The people of Nebraska agreed with Norris' reasoning. Norris kept his seat in the Senate.

However, in 1928, Norris was again involved in a controversy. Remember, in these days, a person's religious creed was considered important when people voted for him. Also, in these days, Prohibition, the movement against the sale of alcohol, was in full swing in the United States. Norris was a Protestant, religiously, and a "dry," or Prohibitionist, when it came to alcohol.

Now Herbert Hoover was running for President in 1928. And he was also, like Norris, a Republican, a Protestant, and a "dry." But Norris could not stand for Hoover. Norris felt like Hoover was playing directly into the hands of the industrial power trust. Regardless of Hoover's religious or alcohol beliefs, a vote for him would mean a vote for more power being put into the hands of the people who, Norris believed, tried to get us into war just so they could get richer. So Norris supported Al Smith, the Democrat, Catholic, "wet" candidate.

But this time, Norris' constituents couldn't be reasoned with. Norris' constituents were just too attached to their religious beliefs and their beliefs regarding alcohol. And when Norris supported Smith, the constituents were, as many directly said, "through with" Norris.

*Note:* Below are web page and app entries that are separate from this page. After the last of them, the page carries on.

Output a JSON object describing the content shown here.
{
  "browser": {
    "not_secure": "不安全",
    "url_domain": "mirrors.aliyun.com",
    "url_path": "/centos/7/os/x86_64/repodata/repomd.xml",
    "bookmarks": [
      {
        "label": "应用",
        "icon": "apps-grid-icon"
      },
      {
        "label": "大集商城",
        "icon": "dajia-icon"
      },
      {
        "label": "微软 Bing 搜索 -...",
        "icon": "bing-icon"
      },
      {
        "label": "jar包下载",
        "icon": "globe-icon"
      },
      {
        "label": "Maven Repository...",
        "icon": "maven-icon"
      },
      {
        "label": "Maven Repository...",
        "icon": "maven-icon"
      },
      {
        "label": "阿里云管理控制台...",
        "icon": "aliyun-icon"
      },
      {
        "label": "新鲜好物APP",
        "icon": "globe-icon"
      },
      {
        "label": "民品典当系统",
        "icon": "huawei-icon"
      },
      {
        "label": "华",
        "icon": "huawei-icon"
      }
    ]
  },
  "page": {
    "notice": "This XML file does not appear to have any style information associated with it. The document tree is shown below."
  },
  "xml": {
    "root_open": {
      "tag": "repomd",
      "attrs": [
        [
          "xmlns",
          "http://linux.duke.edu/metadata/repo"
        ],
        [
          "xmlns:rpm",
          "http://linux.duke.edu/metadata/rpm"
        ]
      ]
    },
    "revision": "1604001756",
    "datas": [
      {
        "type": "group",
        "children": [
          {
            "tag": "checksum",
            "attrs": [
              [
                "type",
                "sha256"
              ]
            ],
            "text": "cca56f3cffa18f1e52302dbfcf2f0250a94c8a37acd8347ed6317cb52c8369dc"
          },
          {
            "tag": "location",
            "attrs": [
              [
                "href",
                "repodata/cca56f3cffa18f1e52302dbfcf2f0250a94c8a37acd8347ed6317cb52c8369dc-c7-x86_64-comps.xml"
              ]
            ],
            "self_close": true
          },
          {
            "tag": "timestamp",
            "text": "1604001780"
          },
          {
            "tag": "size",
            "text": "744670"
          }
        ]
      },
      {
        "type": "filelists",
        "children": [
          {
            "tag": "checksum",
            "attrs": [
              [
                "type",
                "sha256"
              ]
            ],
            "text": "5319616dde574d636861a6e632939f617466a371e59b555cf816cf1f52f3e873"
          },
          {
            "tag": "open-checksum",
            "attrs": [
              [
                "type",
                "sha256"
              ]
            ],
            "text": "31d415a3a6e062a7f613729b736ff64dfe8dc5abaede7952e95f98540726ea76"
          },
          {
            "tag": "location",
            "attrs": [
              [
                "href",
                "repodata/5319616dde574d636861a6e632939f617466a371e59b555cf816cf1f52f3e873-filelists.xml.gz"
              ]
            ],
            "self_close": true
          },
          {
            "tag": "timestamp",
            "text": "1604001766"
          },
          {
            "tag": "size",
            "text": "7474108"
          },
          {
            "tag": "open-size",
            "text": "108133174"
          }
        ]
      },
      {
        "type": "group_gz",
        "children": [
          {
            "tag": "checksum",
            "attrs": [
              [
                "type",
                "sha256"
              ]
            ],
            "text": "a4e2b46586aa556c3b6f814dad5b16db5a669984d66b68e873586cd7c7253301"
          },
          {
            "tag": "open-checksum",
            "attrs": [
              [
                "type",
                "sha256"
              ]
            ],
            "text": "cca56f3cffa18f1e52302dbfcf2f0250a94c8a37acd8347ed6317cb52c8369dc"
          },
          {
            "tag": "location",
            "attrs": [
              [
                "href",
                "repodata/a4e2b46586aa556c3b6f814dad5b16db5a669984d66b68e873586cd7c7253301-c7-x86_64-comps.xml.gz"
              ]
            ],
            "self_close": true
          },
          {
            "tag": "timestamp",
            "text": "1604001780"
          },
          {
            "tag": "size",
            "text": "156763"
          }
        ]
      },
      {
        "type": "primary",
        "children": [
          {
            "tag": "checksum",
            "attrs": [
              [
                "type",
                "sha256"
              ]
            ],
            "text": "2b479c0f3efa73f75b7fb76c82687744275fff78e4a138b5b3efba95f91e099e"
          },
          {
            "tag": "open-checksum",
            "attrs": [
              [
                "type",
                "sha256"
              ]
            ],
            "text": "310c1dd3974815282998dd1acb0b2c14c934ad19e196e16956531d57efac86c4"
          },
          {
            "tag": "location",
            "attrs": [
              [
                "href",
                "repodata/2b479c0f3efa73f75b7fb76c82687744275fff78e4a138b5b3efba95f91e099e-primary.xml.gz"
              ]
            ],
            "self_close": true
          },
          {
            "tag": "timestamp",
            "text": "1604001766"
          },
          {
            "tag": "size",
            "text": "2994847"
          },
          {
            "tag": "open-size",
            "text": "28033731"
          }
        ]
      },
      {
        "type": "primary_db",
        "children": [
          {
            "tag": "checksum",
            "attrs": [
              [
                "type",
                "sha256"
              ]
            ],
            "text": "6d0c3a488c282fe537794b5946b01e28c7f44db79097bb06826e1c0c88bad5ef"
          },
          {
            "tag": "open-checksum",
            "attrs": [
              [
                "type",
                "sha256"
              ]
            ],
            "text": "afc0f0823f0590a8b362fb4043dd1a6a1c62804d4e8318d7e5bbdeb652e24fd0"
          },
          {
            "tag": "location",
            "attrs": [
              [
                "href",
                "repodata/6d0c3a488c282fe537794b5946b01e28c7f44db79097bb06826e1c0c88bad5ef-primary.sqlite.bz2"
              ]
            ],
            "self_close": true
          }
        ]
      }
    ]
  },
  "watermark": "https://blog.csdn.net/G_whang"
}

Nevertheless, Norris, though he knew his career was over with, was not discouraged. He believed that his own personal failures would plant the seeds of the future success of the nation.

ROBERT A. TAFT

Robert A. Taft stood up for a number of political issues. But the issue that got him in the most trouble was his standing up against the process of the Nuremberg trials.

In 1946, eleven high-ranking Nazis were put on trial at Nuremberg for their war crimes. All eleven men were convicted of war crimes and sentenced to death by hanging.

Robert Taft, a Republican Senator from Ohio, did not, however, feel that the United States had taken part in a trial that worked according to the dictates of its laws. In particular, though it was obvious that these men had committed atrocities, it was not until the men had been arrested, after all these atrocities had been committed, that rules regarding how to act with these men had been formulated.

Because the men had committed the acts before the rules regarding the acts had been formulated, the men could not, Taft said, according to the ex post facto rule, be punished in accordance with the new laws.

Taft had stated his disagreement with the process of the Nuremberg trials. But he gave a full speech regarding them on October 6, 1946, when he attended an Anglo-heritage conference at Kenyon College in Ohio.

As soon as Taft had given his speech, he faced a terrible backlash. It was obvious that nobody would stand up for him on an issue like this. The closest any got to defending him was by saying that Taft had made a declaration of his ideas and that he'd have to stand by them, but that the person wouldn't comment on them one way or the other. The only person, it seems, to have defended Taft was one of the Nazis who was to be hung.

But Taft's statements didn't stop the punishment sentenced to the eleven men from being carried out. And after the execution was over, the nation moved on to other business. So did Senator Taft. Taft maintained his career in the Senate up until his death from a terminal disease. In fact, Kennedy even worked with Taft from time to time, when Kennedy was a young Senator.